- Ankle muscles: Ankles are complex joints, and many problems arise when weak muscles allow them to roll too far in or out. Work on keeping your ankles strong to maintain balance, prevent falls, and prevent fractures of the bones in the foot and inflammation of the tendons around the ankles. Include a series of ankle strengthening exercises in your weekly routine and work on keeping the ankle flexible to prevent injuries and falls.
- Eye muscles: Most people over 50 need longer arms (to hold things away from their eyes for reading). So instead of wearing reading glasses or bifocals, try some eye exercises to maintain the strength and mobility of the eye muscles responsible for near reading and far vision. These include simple exercises like rotating the eyes in different directions and alternating between focusing near and far, back and forth.
- Pelvic muscles: As mentioned in a previous article, pelvic floor muscles (or Kegel exercises) can keep these muscles strong and help prevent bladder leakage and stress urinary incontinence common with aging. A beneficial side effect of Kegel exercises is greater sexual pleasure, so why not give them a try? To start with, practice stopping your urine halfway and then releasing it.
- Brain: Physical activity helps slow the rate of decline of the brain (both cognitive abilities and memory) by ensuring adequate blood flow to the brain and by stimulating various areas involved in involuntary movements. Try doing simple memory exercises (like memorizing lists and repeating them later) and regular physical activity to keep your brain healthy and lower your risk of dementia. Better yet, do memory exercises while exercising for the best results.
However, the slow decline of the nervous system over time, as seen in slower reaction times, is not preventable. The best thing you can do for your nerve function is to eat plenty of healthy foods that are rich in essential vitamins, minerals, and phytonutrients and continue to be regularly active to slow the decline of everything else.
Physical activity is truly one of the best tools we have for improving the quality of our life as we age and preventing declines due to inactivity and diseases related to a poor lifestyle, regardless of the length of our life. So here’s how to use exercise to reach 100 and beyond, with faculties intact and (almost) fully functional bodies!

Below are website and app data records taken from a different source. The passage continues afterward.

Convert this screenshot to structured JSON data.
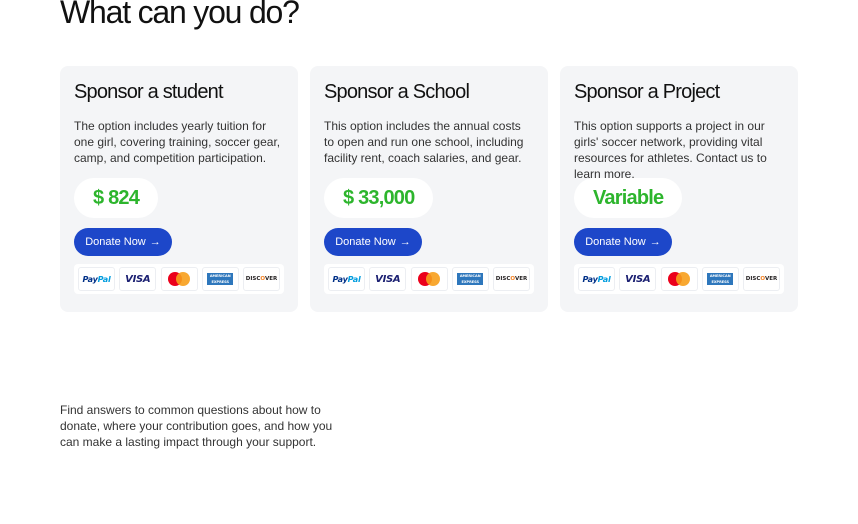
{
  "header": {
    "title": "What can you do?"
  },
  "cards": [
    {
      "title": "Sponsor a student",
      "description": "The option includes yearly tuition for one girl, covering training, soccer gear, camp, and competition participation.",
      "price": "$ 824",
      "button_label": "Donate Now",
      "button_icon": "arrow-right-icon"
    },
    {
      "title": "Sponsor a School",
      "description": "This option includes the annual costs to open and run one school, including facility rent, coach salaries, and gear.",
      "price": "$ 33,000",
      "button_label": "Donate Now",
      "button_icon": "arrow-right-icon"
    },
    {
      "title": "Sponsor a Project",
      "description": "This option supports a project in our girls' soccer network, providing vital resources for athletes. Contact us to learn more.",
      "price": "Variable",
      "button_label": "Donate Now",
      "button_icon": "arrow-right-icon"
    }
  ],
  "payment_methods": [
    "PayPal",
    "VISA",
    "Mastercard",
    "American Express",
    "DISCOVER"
  ],
  "faq": {
    "intro": "Find answers to common questions about how to donate, where your contribution goes, and how you can make a lasting impact through your support."
  },
  "colors": {
    "accent": "#1d47c9",
    "price": "#2db52d",
    "card_bg": "#f4f5f7"
  }
}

Sheri R. Colberg, PhD, is the author of An Athlete’s Guide to Diabetes: Expert Advice on 165 Sports and Activities (the latest edition of the Diabetic Athlete’s Handbook). She is also the author of Diabetes and fitness for dummies, co-edited by Wiley and the ADA. Old Dominion University Emeritus Professor of Exercise Science and internationally recognized expert in the diabetes movement, she has authored 12 books, 30 book chapters and over 420 articles. She received the 2016 American Diabetes Association Outstanding Educator in Diabetes Award. Contact her through her websites (SheriColberg.com and DiabetesMotion.com).
If you have found “Can You Slow Down or Reverse Aging Through Physical Activity?” Helpful, check out other articles by Dr Sheri Colberg here.